Nordea’s €18.6 billion Stable Return multi-asset fund – which closed to new investors in September due to capacity concerns – topped the flows chart for the year to November 30, pulling in a net €10.7 billion during the period, according to data supplied to FN by Morningstar.
The fund did, however, record a €703.8 million net outflows during November.
The fund returned 2.27% over the year to November 30 and made cumulative returns of 15.34% and 35.9% over the last three and five years, respectively, according to its November factsheet. But performance has come off the boil over the last three months, with the fund losing 3.68%.
Nordea, the largest asset manager in the Nordic region with €214.5 billion under management, attracted total net inflows of €12.8 billion in Europe this year. Earlier this month it named Nils Bolmstrand, the head of Nordea’s life and pensions arm, as its new chief executive.
Thomas Nehring, Nordea’s head of institutional and wholesale distribution for the UK and US, said: “Despite the ongoing volatility in markets, it is pleasing to note Nordea has witnessed strong sales in 2016, continuing the solid momentum we have built up over a number of years.”
Bond giant Pimco’s €19.1 billion GIS Income fund, managed by group chief investment officer Dan Ivascyn and portfolio manager Alfred Murata, is placed second for fund flows in Europe. It had net inflows of €6.9 billion during the 11-month period, propelled by returns of 6.87% for the year-to-date, according to its November factsheet. It has returned an annualised 5.85% over the last three years.
Ivascyn said: “We believe this environment favours active strategies. Risk management, including maintenance of sufficient liquidity and portfolio flexibility, is critical to navigating markets that will likely be volatile over the coming months.”

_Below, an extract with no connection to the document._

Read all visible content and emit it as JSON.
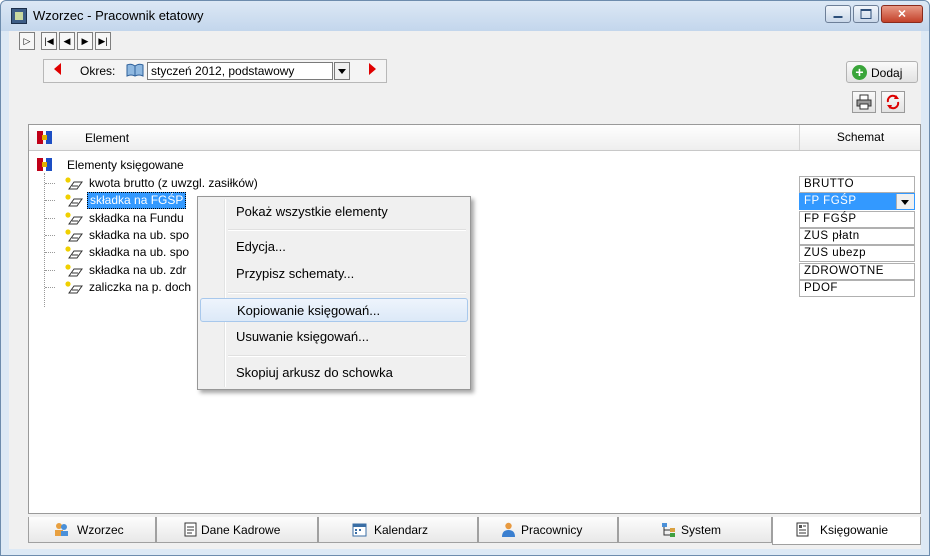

In total, Pimco has attracted €8.1 billion in net inflows in Europe this year.
Completing the top three was JP Morgan’s €6 billion Global Macro Opportunities fund, which has, in proportion to its size, pulled in a mammoth €5.4 billion in net inflows during the year to the end of November.
However, it recorded net outflows of €362.5 million in November.
The fund has lost 7.03% over the year-to-date to November 30, according to performance data on JP Morgan’s website. But over three and five years it has produced annualised returns of 5.18% and 6.3%, respectively.
James Elliot, one of three managers for the fund, said: “Falling return expectations for traditional balanced portfolios, limited diversification benefit from fixed income and the potential for a pick-up in volatility are forcing investors to broaden their opportunity set to maintain the risk/return profile that they are used to. Meanwhile, political and policy developments in 2016 have further demonstrated the extent to which macro trends and changes can drive asset prices.”